Dear Corporate America, Why Do You Hate the Arts?

Chris Peterson

2015 was, in many ways, a banner year for the theatrical arts. We saw a groundbreaking musical and play take home the top honors at the Tony Awards and Hamilton has transcended the musical theatre genre like few pieces have in our history. 


Yet, with all of this success to look up to, 2015 saw major companies mock or take swipes at theatre and the arts in unprecedented ways. 

First we saw AT&T's bewildering print ads about their new mobile TV app by showing how you can use it in case you were bored watching live theatre. 


And now, even more insulting, is a line of shirts being sold at Old Navy children's sections which feature the words, "Young Aspiring Artist" but with the word "Artist" crossed out and replaced with words like "President" or "Astronaut". 

Now before anyone accuses me of not wanting kids to be Presidents someday, that's not my gripe at all. I think any shirt or slogan that encourages kids to fulfill their potential is a great thing, but why do it by discouraging the arts? 

They could have picked any other word to cross out, how about "Loafer", "Slouch", "Slacker", any of these words would have carried the same meaning without disparaging an entire industry.  

Some of you might be thinking, "Relax, it's just a shirt". You're not wrong, it is just a shirt. But my problem lies with two aspects of selling this product. 

The first is that, by selling this short, Old Navy is basically telling children that a life involved with the arts is a waste. 

The second, which is even more confusing, is that Old Navy is selling a shirt like this despite the fact that they employ those who have pursued a career in the arts. Students who pursued majors such as Fashion, Graphic Design, Fibers, Illustration, Advertising, all work for companies like Old Navy.
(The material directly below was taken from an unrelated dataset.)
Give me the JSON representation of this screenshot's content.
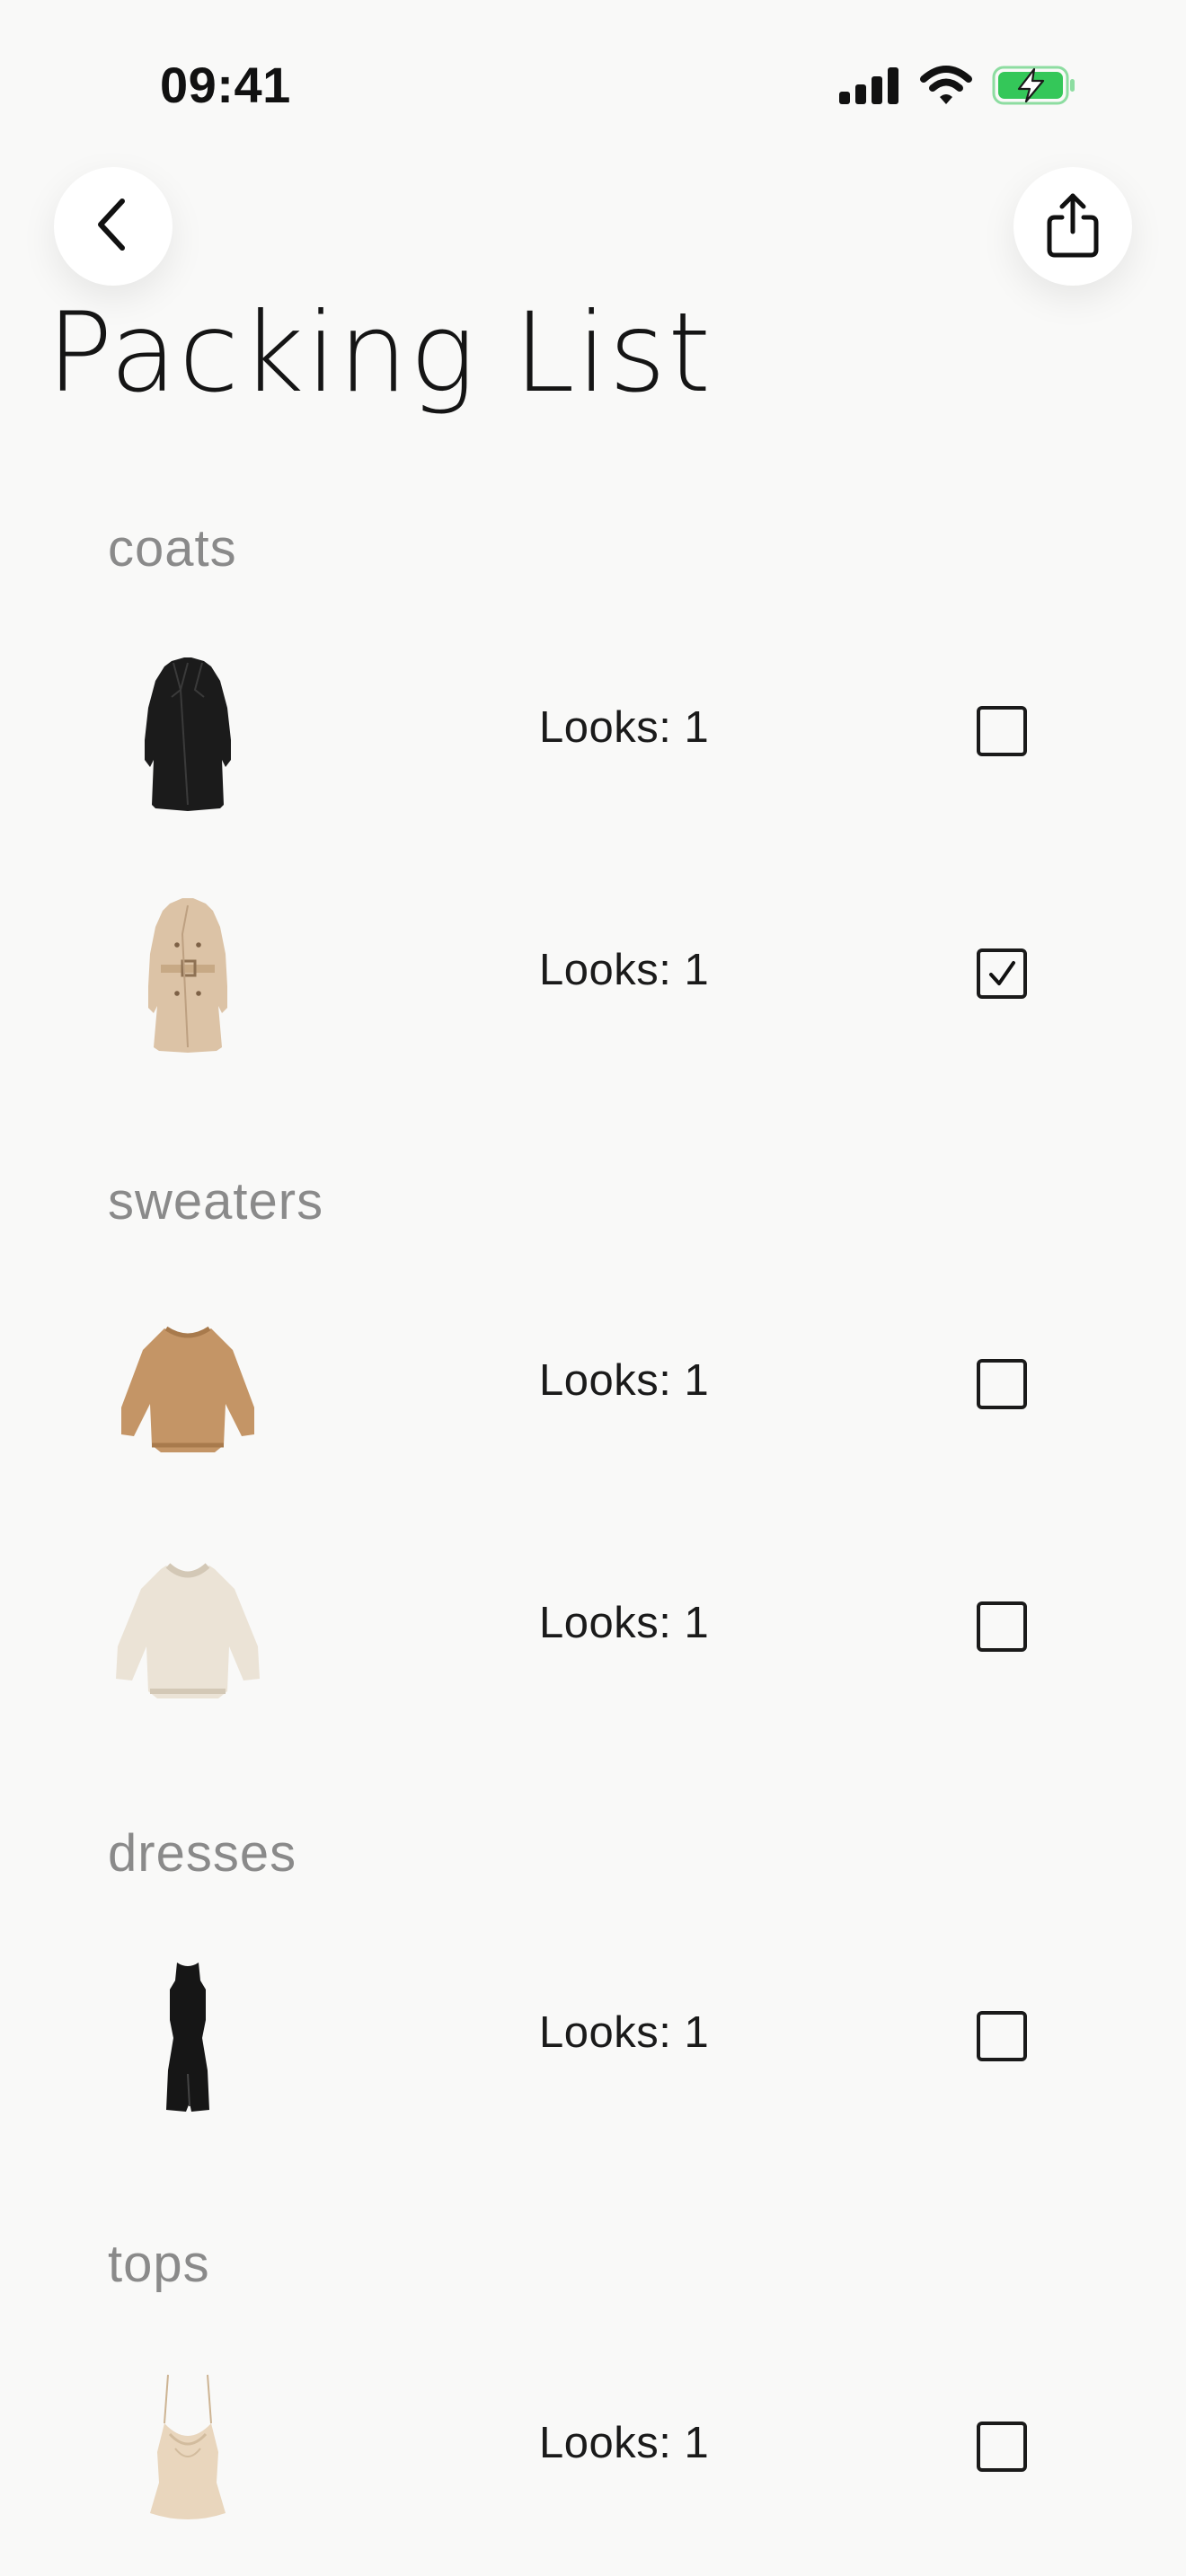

So it's incredibly odd that a company, who thrive off the designs of artists, would insult the profession in such a way. 

With 2016 just beginning, it is my hope that companies will embrace the artistic community rather than ridicule it. It's been proven time and time again how the arts can enrich and enhance education, what the arts industry doesn't need is big business actively dissuading people from getting involved with it. 

I'm almost positive Old Navy will remove this shirt from being sold, to save face. But the fact that they thought it was okay in the first place is bewildering.